Second Sunday of Easter
Lectionary Readings: Acts 2:14a, 22-32, Psalm 16, 1 Peter 1:3-9, John 20:19-31
Rev. Krysta Rexroad Wolfe
Cross Lanes UMC
Midland South District
Every year the story of Jesus appearing to the disciples in a locked room—twice—comes the second week after Easter. No matter which of the synoptic gospels dominates the rest of the year, the Gospel of John always takes this Sunday. There is something about this experience the disciples have with the resurrected Jesus that makes it a constant in the Lectionary rotation, putting it in the same class of stories as the annunciation and nativity.
In the story, the disciples are hiding. Mary had come to them earlier in the day and evangelized, repeating the words Jesus had given her for them, “I have seen the Lord” (John 20:18). They responded by locking themselves in a room. But the lock wasn’t enough to keep truth out, and suddenly they found themselves confronted by the resurrected Jesus.

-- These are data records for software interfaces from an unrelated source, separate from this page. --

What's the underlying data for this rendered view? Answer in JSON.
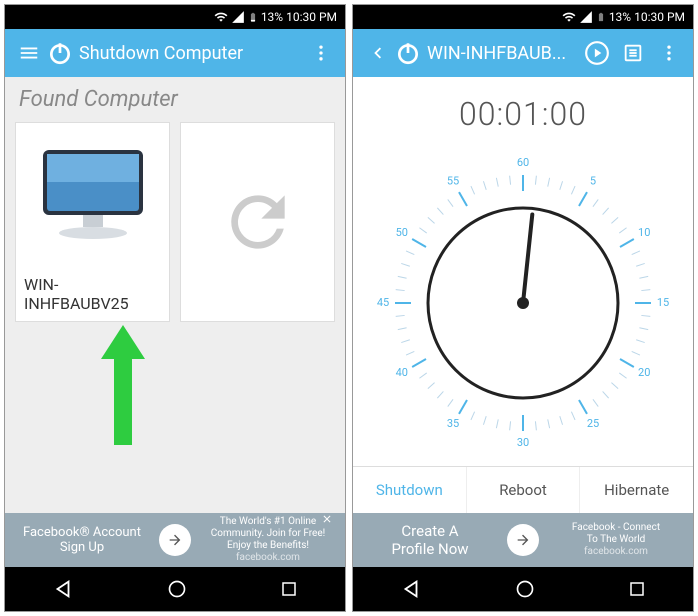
{
  "status": {
    "battery": "13%",
    "time": "10:30 PM"
  },
  "left": {
    "appbar": {
      "title": "Shutdown Computer"
    },
    "section_label": "Found Computer",
    "computer_name": "WIN-INHFBAUBV25",
    "ad": {
      "left_line1": "Facebook® Account",
      "left_line2": "Sign Up",
      "right_line1": "The World's #1 Online",
      "right_line2": "Community. Join for Free!",
      "right_line3": "Enjoy the Benefits!",
      "right_line4": "facebook.com"
    }
  },
  "right": {
    "appbar": {
      "title": "WIN-INHFBAUB..."
    },
    "timer": "00:01:00",
    "dial": {
      "ticks_major": [
        5,
        10,
        15,
        20,
        25,
        30,
        35,
        40,
        45,
        50,
        55,
        60
      ],
      "pointer_minute": 1
    },
    "tabs": {
      "t0": "Shutdown",
      "t1": "Reboot",
      "t2": "Hibernate"
    },
    "ad": {
      "left_line1": "Create A",
      "left_line2": "Profile Now",
      "right_line1": "Facebook - Connect",
      "right_line2": "To The World",
      "right_line3": "facebook.com"
    }
  }
}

The sight of him must have been terrifying, because Jesus spoke words of peace two times in quick succession (v. 19, 21). Without giving them much time for questions, Jesus repeated his mission to them. He breathed on them and sent them out with the authority to forgive to sins. When Thomas heard what had taken place while he was out, he was incredulous. It wasn’t enough for Mary to tell him Jesus had risen. It wasn’t enough for the ten apostles to tell him. He had to see Jesus. He had to be breathed on by Jesus. He had to touch Jesus’s crucifixion wounds. For this demand, Thomas is known in history as “Doubting Thomas”.
Maybe he deserves his nickname. We know from John 14:4-5, Thomas was good at asking questions, but I think it was Jesus who initiated the thirst for firsthand, bodily experience. Throughout the Gospel of John, Jesus plants seeds which reveal how important the senses are for faith development. In the Gospel of John when Jesus first called disciples, he invited them to “come and see” (John 1:39). In John 2 Jesus enters public ministry only after turning water into the best wine for wedding guests to drink. In John 6 after feeding the multitudes (v. 1-15), Jesus tells a group of dissenters that they must eat his flesh and drink his blood to abide in him (v. 52-59). In chapter 20 Jesus appears to Mary and the disciples in the flesh. Jesus taught through all five senses, and it is with all five senses Thomas wished to experience Jesus again.
The crazy thing is Jesus obliged Thomas. Jesus appeared to the disciples a second time (a third time, counting the apostle Mary’s initial encounter) in order to invite Thomas to believe through sight and touch. If I had to guess why this story appears year after year following Easter, it’s to remind Christians that it is through bodily experiences others will come to believe. Christianity was not meant to be theoretical, or take place only the realm of inward feeling. Jesus’s incarnation shows us that the ministry priority for every soul is to tend to the needs of every body, which is why good news is a bag of groceries, and a ride to work. It’s the sound of children safe and playing. It’s the smell of clean, unpolluted air. It’s the vibration of good music. Good news is guaranteed shelter. Good news is the name we give whatever we can share to make sure people experience the saving work of Jesus.
On a hot day in October, 2019 200 United Methodists from The West Virginia Annual Conference gathered at the Jordan River. I had anticipated the visit to the Jordan to be one of the highlights of my trip. I was sure the water Jesus was baptized in—the one place no one had built a church over—was going to be a place buzzing with holiness. I didn’t anticipate the site to be so crowded. I didn’t anticipate fighting flies off my face and hair. I didn’t anticipate the muddy water. I didn’t anticipate the utterly communal changing room. To be direct, I was disappointed. I was disappointed, until I remembered that Jesus would have experienced it similarly. Crowded, hot, muddy. There was a not a holy bubble around Jesus. No wonder Thomas asked to see Jesus’s body again. He wanted to make sure that even in a post-resurrection world, bodies still mattered--and they did.
Jesus lived in a body. Jesus healed, fed, and protected other bodies. Jesus was baptized in a body and instituted the Lord’s Supper by sharing bread. Jesus laid down his life in a body. Jesus was resurrected in a body. He asked his disciples to do the same.
In Jerusalem I put my nose to the spices sold in the Old City. I stuck my feet in the Sea of Galilee to cool off midday. I looked over a cliff at Megiddo and took in the vast valley of Armageddon. I picked flowers at the Mount of the Beatitudes. The group sang Christmas songs at the Chapel of the Shepherd's Field, where the angels sang after Mary delivered Jesus. I went to Israel to touch the things Jesus touched, to smell, hear, taste, and see what Jesus did, believing it would be an other worldly experience, but what it really did was remind me—as this story of Thomas does—that bodies matter. To follow Jesus is to participate in a ministry of the senses, and to proclaim with all the food, shelter, protection we can offer, “My Lord and my God” (v. 28).